1. Trade war fears: Investors are running scared after the United States and China fired the opening salvos of what could become a trade war.
President Donald Trump has directed the US trade representative to level tariffs on $50 billion worth of Chinese imports following an investigation into intellectual property theft.
The United States also plans to impose new investment restrictions and take action against China at the World Trade Organization.
China quickly responded with tariffs of its own that will hit US imports worth $3 billion. Beijing said the proposed trade sanctions would target US-made products ranging from pork to steel pipes.
The response from China was measured, but more retaliatory actions could be in the works.

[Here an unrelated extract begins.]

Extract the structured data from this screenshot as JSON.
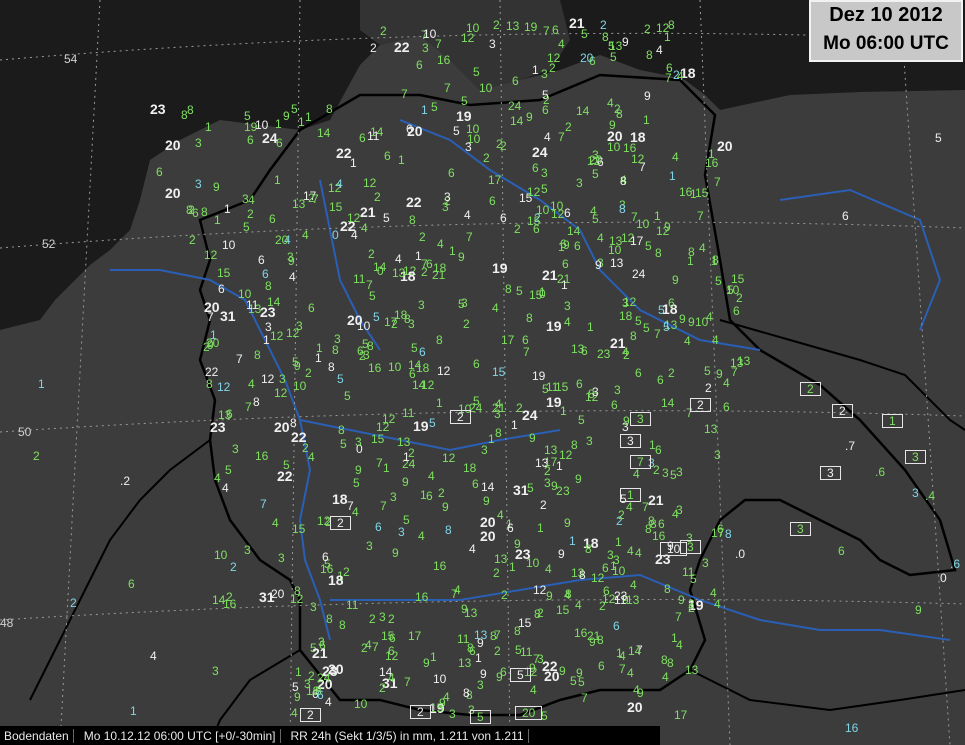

US stock futures were in negative territory.
European stocks were down over 1% in early trade. Japan's Nikkei shed 4.5%, while the Shanghai Composite dropped 3.4% and Hong Kong's Hang Seng declined 2.5%.

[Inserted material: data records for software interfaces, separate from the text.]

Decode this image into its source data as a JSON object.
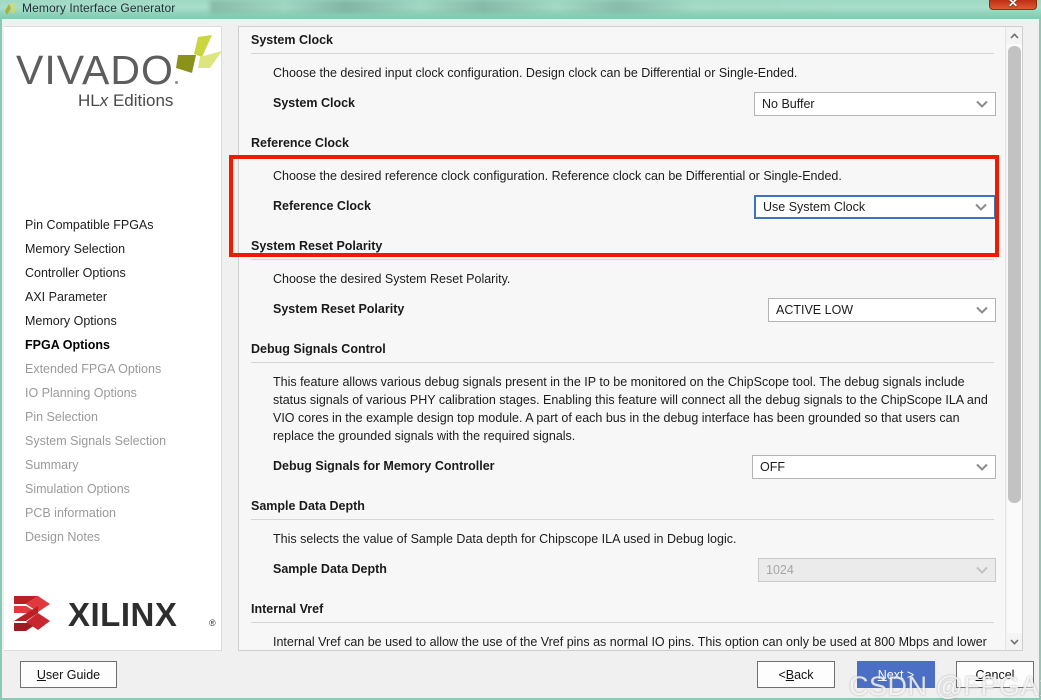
{
  "window": {
    "title": "Memory Interface Generator",
    "close_label": "✕",
    "icon": "vivado-app-icon"
  },
  "sidebar": {
    "brand": {
      "name": "VIVADO",
      "edition": "HL",
      "edition_italic": "x",
      "edition_suffix": " Editions"
    },
    "items": [
      {
        "label": "Pin Compatible FPGAs",
        "state": "enabled"
      },
      {
        "label": "Memory Selection",
        "state": "enabled"
      },
      {
        "label": "Controller Options",
        "state": "enabled"
      },
      {
        "label": "AXI Parameter",
        "state": "enabled"
      },
      {
        "label": "Memory Options",
        "state": "enabled"
      },
      {
        "label": "FPGA Options",
        "state": "active"
      },
      {
        "label": "Extended FPGA Options",
        "state": "disabled"
      },
      {
        "label": "IO Planning Options",
        "state": "disabled"
      },
      {
        "label": "Pin Selection",
        "state": "disabled"
      },
      {
        "label": "System Signals Selection",
        "state": "disabled"
      },
      {
        "label": "Summary",
        "state": "disabled"
      },
      {
        "label": "Simulation Options",
        "state": "disabled"
      },
      {
        "label": "PCB information",
        "state": "disabled"
      },
      {
        "label": "Design Notes",
        "state": "disabled"
      }
    ],
    "vendor": {
      "name": "XILINX",
      "registered": "®"
    }
  },
  "sections": [
    {
      "id": "system-clock",
      "title": "System Clock",
      "description": "Choose the desired input clock configuration. Design clock can be Differential or Single-Ended.",
      "field_label": "System Clock",
      "field_value": "No Buffer",
      "field_state": "normal"
    },
    {
      "id": "reference-clock",
      "title": "Reference Clock",
      "description": "Choose the desired reference clock configuration. Reference clock can be Differential or Single-Ended.",
      "field_label": "Reference Clock",
      "field_value": "Use System Clock",
      "field_state": "focused"
    },
    {
      "id": "system-reset-polarity",
      "title": "System Reset Polarity",
      "description": "Choose the desired System Reset Polarity.",
      "field_label": "System Reset Polarity",
      "field_value": "ACTIVE LOW",
      "field_state": "normal"
    },
    {
      "id": "debug-signals-control",
      "title": "Debug Signals Control",
      "description": "This feature allows various debug signals present in the IP to be monitored on the ChipScope tool. The debug signals include status signals of various PHY calibration stages. Enabling this feature will connect all the debug signals to the ChipScope ILA and VIO cores in the example design top module. A part of each bus in the debug interface has been grounded so that users can replace the grounded signals with the required signals.",
      "field_label": "Debug Signals for Memory Controller",
      "field_value": "OFF",
      "field_state": "normal"
    },
    {
      "id": "sample-data-depth",
      "title": "Sample Data Depth",
      "description": "This selects the value of Sample Data depth for Chipscope ILA used in Debug logic.",
      "field_label": "Sample Data Depth",
      "field_value": "1024",
      "field_state": "disabled"
    },
    {
      "id": "internal-vref",
      "title": "Internal Vref",
      "description": "Internal Vref can be used to allow the use of the Vref pins as normal IO pins. This option can only be used at 800 Mbps and lower",
      "field_label": "",
      "field_value": "",
      "field_state": "none"
    }
  ],
  "annotation": {
    "target_section": "reference-clock",
    "color": "#f01a00"
  },
  "footer": {
    "user_guide": {
      "mnemonic": "U",
      "rest": "ser Guide"
    },
    "back": {
      "prefix": "< ",
      "mnemonic": "B",
      "rest": "ack"
    },
    "next": {
      "prefix": "",
      "mnemonic": "N",
      "rest": "ext >"
    },
    "cancel": {
      "prefix": "",
      "mnemonic": "C",
      "rest": "ancel"
    }
  },
  "watermark": {
    "text": "CSDN @FPGA大叔"
  },
  "scrollbar": {
    "up": "chevron-up-icon",
    "down": "chevron-down-icon"
  },
  "colors": {
    "accent_blue": "#4a6fc4",
    "focus_blue": "#3d74bf",
    "annotation_red": "#f01a00",
    "titlebar_green": "#9fd9c4",
    "xilinx_red": "#c8202a"
  }
}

Gold and the Swiss franc, seen as safe havens by investors, both strengthened. The CNNMoney Fear & Greed Index shows that "extreme fear" is driving the markets.
2. Metal tariffs: The United States has granted temporary exemptions on steel and aluminum tariffs to the European Union, Argentina, Brazil, South Korea and Australia.
Exemptions for Canada and Mexico were previously announced.
The tariffs take effect Friday, but the exemptions mean they won't apply to many of the world's top steel producers. Lobbying efforts are now underway to make the exemptions permanent.
"I'm pleased that they've announced a temporary exemption for the EU," British Prime Minister Theresa May said in Brussels. "What I'll be working with my fellow EU leaders today on is to see how we can secure a permanent exemption for the EU."
May has a full agenda on Friday: European leaders are expected to formally adopt the agree the terms of the Brexit transition period and future trade deal negotiations between the United Kingdom and the European Union.
4. Earnings and economics: The US Senate passed a $1.3 trillion spending bill early on Friday, averting a potential government shutdown.
The massive spending package marks the end of a months-long funding stalemate in which lawmakers were forced to pass one short-term spending bill after another to stave off a shutdown.
The US Census Bureau is set to release its new home sales report for February at 10 a.m. ET.
Russia's central bank will announce a rate decision.
5. Coming this week:
Friday - New Home Sales